Exercise description
Set down the records that follow exactly and completely.

*** Opening Source material ***

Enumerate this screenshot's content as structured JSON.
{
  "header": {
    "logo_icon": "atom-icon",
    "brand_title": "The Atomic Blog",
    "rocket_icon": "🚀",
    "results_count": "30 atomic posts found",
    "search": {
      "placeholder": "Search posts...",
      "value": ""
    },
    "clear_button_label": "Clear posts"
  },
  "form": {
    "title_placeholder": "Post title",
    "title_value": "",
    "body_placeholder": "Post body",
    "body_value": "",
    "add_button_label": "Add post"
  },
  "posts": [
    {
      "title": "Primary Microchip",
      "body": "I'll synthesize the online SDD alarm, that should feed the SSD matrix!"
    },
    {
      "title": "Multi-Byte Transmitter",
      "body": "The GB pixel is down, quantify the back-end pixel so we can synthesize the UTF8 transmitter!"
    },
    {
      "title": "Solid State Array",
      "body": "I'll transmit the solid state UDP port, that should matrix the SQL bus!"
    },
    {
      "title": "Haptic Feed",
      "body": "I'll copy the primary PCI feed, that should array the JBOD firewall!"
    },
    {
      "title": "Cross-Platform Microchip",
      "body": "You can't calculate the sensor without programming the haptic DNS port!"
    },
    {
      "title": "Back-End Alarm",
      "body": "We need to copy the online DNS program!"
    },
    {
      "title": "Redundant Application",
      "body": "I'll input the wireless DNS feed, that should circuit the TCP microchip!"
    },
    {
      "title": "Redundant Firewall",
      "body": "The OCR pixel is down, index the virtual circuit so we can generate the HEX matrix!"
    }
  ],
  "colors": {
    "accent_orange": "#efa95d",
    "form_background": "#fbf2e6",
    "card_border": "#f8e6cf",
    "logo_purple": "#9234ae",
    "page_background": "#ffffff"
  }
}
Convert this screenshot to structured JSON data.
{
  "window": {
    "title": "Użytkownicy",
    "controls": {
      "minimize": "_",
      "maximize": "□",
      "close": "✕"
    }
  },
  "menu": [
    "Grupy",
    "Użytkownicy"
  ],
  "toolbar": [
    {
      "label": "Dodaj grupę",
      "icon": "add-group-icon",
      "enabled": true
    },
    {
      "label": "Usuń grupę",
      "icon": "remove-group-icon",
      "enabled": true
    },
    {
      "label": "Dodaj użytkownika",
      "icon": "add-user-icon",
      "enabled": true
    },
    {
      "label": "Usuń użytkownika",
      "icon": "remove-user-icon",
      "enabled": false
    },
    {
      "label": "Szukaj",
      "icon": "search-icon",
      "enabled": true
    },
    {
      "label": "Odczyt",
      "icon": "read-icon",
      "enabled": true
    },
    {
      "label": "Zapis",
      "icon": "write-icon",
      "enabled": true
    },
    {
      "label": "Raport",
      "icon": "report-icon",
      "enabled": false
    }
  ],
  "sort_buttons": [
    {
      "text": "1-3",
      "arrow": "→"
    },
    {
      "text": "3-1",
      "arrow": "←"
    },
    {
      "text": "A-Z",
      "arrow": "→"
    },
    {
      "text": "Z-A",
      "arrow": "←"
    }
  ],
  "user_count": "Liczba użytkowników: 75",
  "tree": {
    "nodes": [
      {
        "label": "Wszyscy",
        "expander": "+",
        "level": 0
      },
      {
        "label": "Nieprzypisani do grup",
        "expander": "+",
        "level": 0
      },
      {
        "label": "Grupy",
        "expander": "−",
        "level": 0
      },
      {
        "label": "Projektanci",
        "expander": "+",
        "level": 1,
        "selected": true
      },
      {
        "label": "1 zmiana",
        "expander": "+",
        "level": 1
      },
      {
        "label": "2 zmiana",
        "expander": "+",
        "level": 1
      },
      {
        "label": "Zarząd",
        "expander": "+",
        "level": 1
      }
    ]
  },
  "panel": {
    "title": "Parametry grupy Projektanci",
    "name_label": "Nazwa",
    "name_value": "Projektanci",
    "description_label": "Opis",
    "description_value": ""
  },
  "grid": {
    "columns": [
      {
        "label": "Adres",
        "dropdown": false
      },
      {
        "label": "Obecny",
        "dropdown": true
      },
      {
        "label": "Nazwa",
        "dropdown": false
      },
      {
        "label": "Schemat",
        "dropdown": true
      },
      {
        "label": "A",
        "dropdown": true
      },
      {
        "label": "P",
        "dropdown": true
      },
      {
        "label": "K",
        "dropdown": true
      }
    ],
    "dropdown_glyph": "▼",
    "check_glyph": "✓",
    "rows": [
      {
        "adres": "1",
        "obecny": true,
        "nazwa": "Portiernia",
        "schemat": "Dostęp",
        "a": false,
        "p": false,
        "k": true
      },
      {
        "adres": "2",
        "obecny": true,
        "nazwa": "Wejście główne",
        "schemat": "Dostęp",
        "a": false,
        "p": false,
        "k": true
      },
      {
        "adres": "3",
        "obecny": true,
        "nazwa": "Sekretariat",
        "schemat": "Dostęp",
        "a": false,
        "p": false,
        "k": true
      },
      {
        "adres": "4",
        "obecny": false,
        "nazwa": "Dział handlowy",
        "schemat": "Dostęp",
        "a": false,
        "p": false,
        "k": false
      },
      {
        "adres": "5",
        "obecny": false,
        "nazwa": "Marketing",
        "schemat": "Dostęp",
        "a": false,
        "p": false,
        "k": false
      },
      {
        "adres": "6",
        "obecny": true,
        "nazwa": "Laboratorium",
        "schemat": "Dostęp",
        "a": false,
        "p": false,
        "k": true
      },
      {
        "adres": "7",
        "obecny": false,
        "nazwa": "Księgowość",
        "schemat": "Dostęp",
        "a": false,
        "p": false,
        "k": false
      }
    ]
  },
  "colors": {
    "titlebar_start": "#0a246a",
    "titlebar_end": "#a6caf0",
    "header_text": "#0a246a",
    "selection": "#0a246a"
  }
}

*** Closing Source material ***

Final answer
Enumerate this screenshot's content as structured JSON.
{
  "header": {
    "logo_icon": "atom-icon",
    "brand_title": "The Atomic Blog",
    "rocket_icon": "🚀",
    "results_count": "30 atomic posts found",
    "search": {
      "placeholder": "Search posts...",
      "value": ""
    },
    "clear_button_label": "Clear posts"
  },
  "form": {
    "title_placeholder": "Post title",
    "title_value": "",
    "body_placeholder": "Post body",
    "body_value": "",
    "add_button_label": "Add post"
  },
  "posts": [
    {
      "title": "Primary Microchip",
      "body": "I'll synthesize the online SDD alarm, that should feed the SSD matrix!"
    },
    {
      "title": "Multi-Byte Transmitter",
      "body": "The GB pixel is down, quantify the back-end pixel so we can synthesize the UTF8 transmitter!"
    },
    {
      "title": "Solid State Array",
      "body": "I'll transmit the solid state UDP port, that should matrix the SQL bus!"
    },
    {
      "title": "Haptic Feed",
      "body": "I'll copy the primary PCI feed, that should array the JBOD firewall!"
    },
    {
      "title": "Cross-Platform Microchip",
      "body": "You can't calculate the sensor without programming the haptic DNS port!"
    },
    {
      "title": "Back-End Alarm",
      "body": "We need to copy the online DNS program!"
    },
    {
      "title": "Redundant Application",
      "body": "I'll input the wireless DNS feed, that should circuit the TCP microchip!"
    },
    {
      "title": "Redundant Firewall",
      "body": "The OCR pixel is down, index the virtual circuit so we can generate the HEX matrix!"
    }
  ],
  "colors": {
    "accent_orange": "#efa95d",
    "form_background": "#fbf2e6",
    "card_border": "#f8e6cf",
    "logo_purple": "#9234ae",
    "page_background": "#ffffff"
  }
}
Convert this screenshot to structured JSON data.
{
  "window": {
    "title": "Użytkownicy",
    "controls": {
      "minimize": "_",
      "maximize": "□",
      "close": "✕"
    }
  },
  "menu": [
    "Grupy",
    "Użytkownicy"
  ],
  "toolbar": [
    {
      "label": "Dodaj grupę",
      "icon": "add-group-icon",
      "enabled": true
    },
    {
      "label": "Usuń grupę",
      "icon": "remove-group-icon",
      "enabled": true
    },
    {
      "label": "Dodaj użytkownika",
      "icon": "add-user-icon",
      "enabled": true
    },
    {
      "label": "Usuń użytkownika",
      "icon": "remove-user-icon",
      "enabled": false
    },
    {
      "label": "Szukaj",
      "icon": "search-icon",
      "enabled": true
    },
    {
      "label": "Odczyt",
      "icon": "read-icon",
      "enabled": true
    },
    {
      "label": "Zapis",
      "icon": "write-icon",
      "enabled": true
    },
    {
      "label": "Raport",
      "icon": "report-icon",
      "enabled": false
    }
  ],
  "sort_buttons": [
    {
      "text": "1-3",
      "arrow": "→"
    },
    {
      "text": "3-1",
      "arrow": "←"
    },
    {
      "text": "A-Z",
      "arrow": "→"
    },
    {
      "text": "Z-A",
      "arrow": "←"
    }
  ],
  "user_count": "Liczba użytkowników: 75",
  "tree": {
    "nodes": [
      {
        "label": "Wszyscy",
        "expander": "+",
        "level": 0
      },
      {
        "label": "Nieprzypisani do grup",
        "expander": "+",
        "level": 0
      },
      {
        "label": "Grupy",
        "expander": "−",
        "level": 0
      },
      {
        "label": "Projektanci",
        "expander": "+",
        "level": 1,
        "selected": true
      },
      {
        "label": "1 zmiana",
        "expander": "+",
        "level": 1
      },
      {
        "label": "2 zmiana",
        "expander": "+",
        "level": 1
      },
      {
        "label": "Zarząd",
        "expander": "+",
        "level": 1
      }
    ]
  },
  "panel": {
    "title": "Parametry grupy Projektanci",
    "name_label": "Nazwa",
    "name_value": "Projektanci",
    "description_label": "Opis",
    "description_value": ""
  },
  "grid": {
    "columns": [
      {
        "label": "Adres",
        "dropdown": false
      },
      {
        "label": "Obecny",
        "dropdown": true
      },
      {
        "label": "Nazwa",
        "dropdown": false
      },
      {
        "label": "Schemat",
        "dropdown": true
      },
      {
        "label": "A",
        "dropdown": true
      },
      {
        "label": "P",
        "dropdown": true
      },
      {
        "label": "K",
        "dropdown": true
      }
    ],
    "dropdown_glyph": "▼",
    "check_glyph": "✓",
    "rows": [
      {
        "adres": "1",
        "obecny": true,
        "nazwa": "Portiernia",
        "schemat": "Dostęp",
        "a": false,
        "p": false,
        "k": true
      },
      {
        "adres": "2",
        "obecny": true,
        "nazwa": "Wejście główne",
        "schemat": "Dostęp",
        "a": false,
        "p": false,
        "k": true
      },
      {
        "adres": "3",
        "obecny": true,
        "nazwa": "Sekretariat",
        "schemat": "Dostęp",
        "a": false,
        "p": false,
        "k": true
      },
      {
        "adres": "4",
        "obecny": false,
        "nazwa": "Dział handlowy",
        "schemat": "Dostęp",
        "a": false,
        "p": false,
        "k": false
      },
      {
        "adres": "5",
        "obecny": false,
        "nazwa": "Marketing",
        "schemat": "Dostęp",
        "a": false,
        "p": false,
        "k": false
      },
      {
        "adres": "6",
        "obecny": true,
        "nazwa": "Laboratorium",
        "schemat": "Dostęp",
        "a": false,
        "p": false,
        "k": true
      },
      {
        "adres": "7",
        "obecny": false,
        "nazwa": "Księgowość",
        "schemat": "Dostęp",
        "a": false,
        "p": false,
        "k": false
      }
    ]
  },
  "colors": {
    "titlebar_start": "#0a246a",
    "titlebar_end": "#a6caf0",
    "header_text": "#0a246a",
    "selection": "#0a246a"
  }
}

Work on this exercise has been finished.